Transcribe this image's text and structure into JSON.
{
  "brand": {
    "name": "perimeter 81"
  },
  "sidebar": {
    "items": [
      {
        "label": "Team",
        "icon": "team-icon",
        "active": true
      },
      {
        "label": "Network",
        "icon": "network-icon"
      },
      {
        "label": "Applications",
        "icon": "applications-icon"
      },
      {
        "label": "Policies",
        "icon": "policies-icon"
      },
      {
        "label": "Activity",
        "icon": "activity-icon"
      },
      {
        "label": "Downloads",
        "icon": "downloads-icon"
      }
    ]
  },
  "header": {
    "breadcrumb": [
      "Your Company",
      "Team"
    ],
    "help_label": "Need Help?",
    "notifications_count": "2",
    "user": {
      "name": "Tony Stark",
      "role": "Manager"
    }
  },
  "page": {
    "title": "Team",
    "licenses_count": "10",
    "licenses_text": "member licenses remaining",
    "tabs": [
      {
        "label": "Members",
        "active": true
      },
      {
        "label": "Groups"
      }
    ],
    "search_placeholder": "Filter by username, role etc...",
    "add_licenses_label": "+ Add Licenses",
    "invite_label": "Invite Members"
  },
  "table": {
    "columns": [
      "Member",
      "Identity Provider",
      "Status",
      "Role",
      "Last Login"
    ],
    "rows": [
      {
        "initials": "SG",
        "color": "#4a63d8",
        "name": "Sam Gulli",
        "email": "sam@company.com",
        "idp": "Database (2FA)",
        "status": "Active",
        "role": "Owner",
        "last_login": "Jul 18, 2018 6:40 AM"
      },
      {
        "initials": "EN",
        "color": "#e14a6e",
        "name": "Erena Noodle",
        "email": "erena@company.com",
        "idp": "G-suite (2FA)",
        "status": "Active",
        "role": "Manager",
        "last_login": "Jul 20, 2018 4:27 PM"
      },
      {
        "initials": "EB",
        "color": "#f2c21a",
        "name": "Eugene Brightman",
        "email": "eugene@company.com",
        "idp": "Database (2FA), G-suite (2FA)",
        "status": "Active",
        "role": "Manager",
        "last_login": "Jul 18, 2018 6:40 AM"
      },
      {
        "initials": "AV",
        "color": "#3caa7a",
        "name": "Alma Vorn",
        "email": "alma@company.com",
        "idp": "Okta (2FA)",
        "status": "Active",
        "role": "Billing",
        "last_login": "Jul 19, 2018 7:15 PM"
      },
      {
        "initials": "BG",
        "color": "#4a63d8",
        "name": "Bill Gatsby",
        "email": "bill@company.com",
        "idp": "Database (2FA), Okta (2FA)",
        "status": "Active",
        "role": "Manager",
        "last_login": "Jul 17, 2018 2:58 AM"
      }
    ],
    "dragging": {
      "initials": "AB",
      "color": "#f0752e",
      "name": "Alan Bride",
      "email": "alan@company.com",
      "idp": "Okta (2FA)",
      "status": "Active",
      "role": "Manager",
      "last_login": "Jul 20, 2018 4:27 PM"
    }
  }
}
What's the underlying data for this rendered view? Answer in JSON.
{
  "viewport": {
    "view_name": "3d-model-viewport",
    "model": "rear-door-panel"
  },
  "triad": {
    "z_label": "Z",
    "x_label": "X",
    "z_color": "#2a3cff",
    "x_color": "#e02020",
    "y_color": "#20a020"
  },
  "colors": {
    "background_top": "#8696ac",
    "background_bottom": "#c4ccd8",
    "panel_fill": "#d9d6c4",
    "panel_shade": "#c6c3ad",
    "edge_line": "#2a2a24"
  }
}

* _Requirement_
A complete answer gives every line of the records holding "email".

* _Answer for this exercise_
        "email": "sam@company.com",
        "email": "erena@company.com",
        "email": "eugene@company.com",
        "email": "alma@company.com",
        "email": "bill@company.com",
      "email": "alan@company.com",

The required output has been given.